technicality and more ambitious structures with their most immediate hooks to date. The

collection, which follows the 3-song Fear & Fury EP from earlier this year, was captured entirely

on analog tape at Fellowship Hall Sound in Little Rock this past summer and then mixed by Joe

Barresi (Queens of the Stone Age, Tool, Melvins, Soundgarden).

From the gloriously complex, sky-lit opener “I Saw the End” to the earth-shaking (and

heartbreaking) 13-minute closer “A Plea for Understanding,” the entire group puts forth the full

realization of their vision: More than a doom band, Pallbearer is a rock group with a singular

songwriting talent and emotional capacity. Heartless finds the group putting forth their strongest

individual efforts to date: Campbell and Rowland, along with guitarist/vocalist Devin Holt and

drummer Mark Lierly, turn in peak marathon performances. Both Campbell and Rowland also

handle synthesizers alongside their normal duties, and there are plenty of gently strummed

acoustic guitars amid the crunchy electric ones, adding a moody, ethereal spareness to the

towering metal. The almost 12-minute “Dancing in Madness” opens with dark post-rock

ambience and moves toward emotional blues before exploding into a sludgy psychedelic

anthem. A number of the seven songs feature a humid rock swagger.

By fusing their widest musical palette to date, Pallbearer make the kind of heavy rock (the heavy

moments are *heavy*) that will appeal to diehards, but could also find the group crossing over

into newer territories and fanbases. After having helped revitalize doom metal, it almost feels

like they’ve gone and set their sights on rock and roll itself. Which doesn’t seem at all impossible

on the back of a record like Heartless.
Inter Arma
Inter Arma
Formed in 2006, Inter Arma is one of the most talked about heavy bands to come out of Richmond, VA. The group (consisting of T.J. Childers - Drums, Steven Russell - Guitars, Trey Dalton - Guitars, Mike Paparo - Vocals, Joe Kerkes - Bass) formed in 2006 and released their crushing debut full-length Sundown via Forcefield Records in 2010 to much critical acclaim. Combining a punk rock ethos with an esoteric blend of psychedelia, black metal, and doom/sludge, the quintet quickly developed a name for themselves in the underground through relentless touring and mesmerizing live performances.
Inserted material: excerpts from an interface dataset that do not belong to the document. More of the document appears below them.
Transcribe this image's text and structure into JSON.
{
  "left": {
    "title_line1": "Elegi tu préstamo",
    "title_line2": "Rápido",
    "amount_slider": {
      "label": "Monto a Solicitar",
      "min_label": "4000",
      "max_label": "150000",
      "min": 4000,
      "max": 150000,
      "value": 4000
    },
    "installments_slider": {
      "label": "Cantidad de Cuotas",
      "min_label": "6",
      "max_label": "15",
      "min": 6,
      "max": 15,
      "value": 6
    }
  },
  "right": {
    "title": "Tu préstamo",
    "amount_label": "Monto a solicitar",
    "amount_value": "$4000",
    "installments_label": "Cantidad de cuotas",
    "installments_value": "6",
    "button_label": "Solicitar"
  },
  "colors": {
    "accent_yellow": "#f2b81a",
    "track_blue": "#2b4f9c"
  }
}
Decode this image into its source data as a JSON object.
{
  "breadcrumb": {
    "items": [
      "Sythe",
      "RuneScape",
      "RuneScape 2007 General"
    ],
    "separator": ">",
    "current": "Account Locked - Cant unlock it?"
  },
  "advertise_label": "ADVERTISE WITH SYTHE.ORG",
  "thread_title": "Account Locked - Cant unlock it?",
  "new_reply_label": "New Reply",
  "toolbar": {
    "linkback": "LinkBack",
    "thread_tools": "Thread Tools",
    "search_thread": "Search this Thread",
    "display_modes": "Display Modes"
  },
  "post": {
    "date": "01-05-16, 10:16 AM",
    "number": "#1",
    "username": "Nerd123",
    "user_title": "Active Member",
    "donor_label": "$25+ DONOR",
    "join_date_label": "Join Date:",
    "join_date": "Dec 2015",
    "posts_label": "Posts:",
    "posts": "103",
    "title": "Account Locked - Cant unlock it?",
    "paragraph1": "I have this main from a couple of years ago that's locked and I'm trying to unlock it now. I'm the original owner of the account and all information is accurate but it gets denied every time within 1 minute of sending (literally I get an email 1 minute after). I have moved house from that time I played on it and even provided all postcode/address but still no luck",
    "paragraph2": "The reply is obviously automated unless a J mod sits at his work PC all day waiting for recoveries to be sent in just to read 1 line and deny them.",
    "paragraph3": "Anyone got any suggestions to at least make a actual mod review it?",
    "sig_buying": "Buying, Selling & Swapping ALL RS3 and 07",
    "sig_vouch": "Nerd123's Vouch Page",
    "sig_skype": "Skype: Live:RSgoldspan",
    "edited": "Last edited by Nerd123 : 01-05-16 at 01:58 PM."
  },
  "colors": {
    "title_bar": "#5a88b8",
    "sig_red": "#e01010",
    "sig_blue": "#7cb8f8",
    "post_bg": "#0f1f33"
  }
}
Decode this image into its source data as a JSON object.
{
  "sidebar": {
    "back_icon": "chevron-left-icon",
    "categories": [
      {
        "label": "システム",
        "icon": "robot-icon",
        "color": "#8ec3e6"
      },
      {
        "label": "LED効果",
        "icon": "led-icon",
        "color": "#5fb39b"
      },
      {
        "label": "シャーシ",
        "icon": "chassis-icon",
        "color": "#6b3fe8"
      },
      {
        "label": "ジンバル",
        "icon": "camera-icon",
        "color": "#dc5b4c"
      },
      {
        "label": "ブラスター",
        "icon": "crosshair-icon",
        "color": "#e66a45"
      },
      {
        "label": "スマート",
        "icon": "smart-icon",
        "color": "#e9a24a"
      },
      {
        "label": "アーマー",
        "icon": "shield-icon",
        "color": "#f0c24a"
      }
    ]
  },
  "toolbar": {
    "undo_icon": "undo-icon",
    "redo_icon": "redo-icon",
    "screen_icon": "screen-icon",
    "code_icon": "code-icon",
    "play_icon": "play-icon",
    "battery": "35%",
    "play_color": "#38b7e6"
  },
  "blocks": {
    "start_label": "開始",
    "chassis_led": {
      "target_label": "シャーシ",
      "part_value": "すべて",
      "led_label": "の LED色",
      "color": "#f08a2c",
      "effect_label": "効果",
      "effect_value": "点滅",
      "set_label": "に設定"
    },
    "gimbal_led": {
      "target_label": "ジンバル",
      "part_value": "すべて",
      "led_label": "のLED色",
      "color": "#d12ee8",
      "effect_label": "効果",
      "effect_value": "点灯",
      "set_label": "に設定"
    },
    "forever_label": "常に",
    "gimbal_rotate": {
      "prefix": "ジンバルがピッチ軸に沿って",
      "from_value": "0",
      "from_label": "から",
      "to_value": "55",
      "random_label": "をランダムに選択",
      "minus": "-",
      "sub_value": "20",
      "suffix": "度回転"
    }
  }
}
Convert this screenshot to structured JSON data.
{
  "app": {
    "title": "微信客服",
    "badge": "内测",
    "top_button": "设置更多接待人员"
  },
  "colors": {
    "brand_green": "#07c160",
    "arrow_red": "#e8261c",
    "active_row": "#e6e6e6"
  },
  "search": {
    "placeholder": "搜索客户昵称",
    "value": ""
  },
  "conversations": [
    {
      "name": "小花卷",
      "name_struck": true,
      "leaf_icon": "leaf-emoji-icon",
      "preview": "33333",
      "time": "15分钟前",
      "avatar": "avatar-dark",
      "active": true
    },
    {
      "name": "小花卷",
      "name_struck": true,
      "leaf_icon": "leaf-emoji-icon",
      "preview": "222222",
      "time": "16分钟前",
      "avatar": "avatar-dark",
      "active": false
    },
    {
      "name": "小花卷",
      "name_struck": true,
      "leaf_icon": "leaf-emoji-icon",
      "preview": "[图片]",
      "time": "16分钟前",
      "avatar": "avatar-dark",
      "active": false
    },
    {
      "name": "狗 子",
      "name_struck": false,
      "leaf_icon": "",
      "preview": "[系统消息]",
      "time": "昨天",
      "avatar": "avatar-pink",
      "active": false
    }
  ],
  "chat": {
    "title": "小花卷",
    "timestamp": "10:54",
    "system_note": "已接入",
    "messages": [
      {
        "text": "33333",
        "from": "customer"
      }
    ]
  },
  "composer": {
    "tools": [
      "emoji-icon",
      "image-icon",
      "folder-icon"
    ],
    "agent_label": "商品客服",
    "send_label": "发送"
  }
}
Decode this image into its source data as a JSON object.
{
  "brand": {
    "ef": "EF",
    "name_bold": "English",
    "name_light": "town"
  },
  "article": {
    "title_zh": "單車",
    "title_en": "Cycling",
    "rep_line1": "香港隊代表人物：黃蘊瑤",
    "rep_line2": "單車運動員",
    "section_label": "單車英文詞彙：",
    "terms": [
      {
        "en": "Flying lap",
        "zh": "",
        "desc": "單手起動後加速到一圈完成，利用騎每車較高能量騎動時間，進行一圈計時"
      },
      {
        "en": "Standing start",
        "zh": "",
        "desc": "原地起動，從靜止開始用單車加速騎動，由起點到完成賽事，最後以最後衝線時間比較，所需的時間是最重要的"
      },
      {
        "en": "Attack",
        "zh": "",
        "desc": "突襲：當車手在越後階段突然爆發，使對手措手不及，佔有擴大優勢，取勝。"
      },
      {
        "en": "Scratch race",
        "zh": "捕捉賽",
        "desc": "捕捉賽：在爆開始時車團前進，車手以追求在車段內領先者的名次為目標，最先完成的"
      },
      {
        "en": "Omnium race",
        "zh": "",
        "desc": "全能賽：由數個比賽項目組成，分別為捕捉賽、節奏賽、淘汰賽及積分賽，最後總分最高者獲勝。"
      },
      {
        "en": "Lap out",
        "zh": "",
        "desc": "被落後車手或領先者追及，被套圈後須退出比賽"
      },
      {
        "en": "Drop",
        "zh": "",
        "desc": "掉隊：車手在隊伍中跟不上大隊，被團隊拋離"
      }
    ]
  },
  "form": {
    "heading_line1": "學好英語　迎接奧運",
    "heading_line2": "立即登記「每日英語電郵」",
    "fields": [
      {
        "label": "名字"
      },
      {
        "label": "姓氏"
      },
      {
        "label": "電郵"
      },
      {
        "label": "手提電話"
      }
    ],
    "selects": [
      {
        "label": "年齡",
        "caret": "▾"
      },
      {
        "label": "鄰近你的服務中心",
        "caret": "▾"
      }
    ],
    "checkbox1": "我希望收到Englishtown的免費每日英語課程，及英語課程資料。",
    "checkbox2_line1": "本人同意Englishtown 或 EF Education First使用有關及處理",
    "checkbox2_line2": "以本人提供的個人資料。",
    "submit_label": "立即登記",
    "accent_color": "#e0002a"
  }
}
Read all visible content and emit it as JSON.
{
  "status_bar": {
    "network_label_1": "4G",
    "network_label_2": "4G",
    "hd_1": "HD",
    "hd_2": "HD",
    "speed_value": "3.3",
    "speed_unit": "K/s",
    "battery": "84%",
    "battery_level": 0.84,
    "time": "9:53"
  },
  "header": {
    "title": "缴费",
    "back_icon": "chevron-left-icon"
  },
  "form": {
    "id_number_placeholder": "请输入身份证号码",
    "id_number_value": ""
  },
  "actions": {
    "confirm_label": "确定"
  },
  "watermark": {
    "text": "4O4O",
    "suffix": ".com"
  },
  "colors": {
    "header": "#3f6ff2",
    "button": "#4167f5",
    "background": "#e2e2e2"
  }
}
After Sundown's release, Inter Arma began a rigorous DIY touring schedule, playing shows with bands like Cough, Krallice, Mutant Supremacy, Castevet, Royal Thunder, Ken Mode, The Body, Hull, Batillus, Black Breath and many more.
In 2012, the band released a 12" EP entitled Destroyer via Toxic Assets Records. Based on the strength of this EP they immediately signed to Relapse Records and embarked on a self-booked month long tour. The band excitedly commented, "It's pretty crazy to think that we'll be tacitly associated with bands like Neurosis, Amorphis, Human Remains, diSEMBOWELMENT, The Dillinger Escape Plan, Incantation, Mastodon, et al. That's a pretty high standard to hold yourself to, but we'll give it our damndest." Expect Inter Arma to deliver on their promise.
Death Metal from Phoenix/Tucson, Arizona
Venue Information:
2100 South Preston Street
Louisville, KY, 40217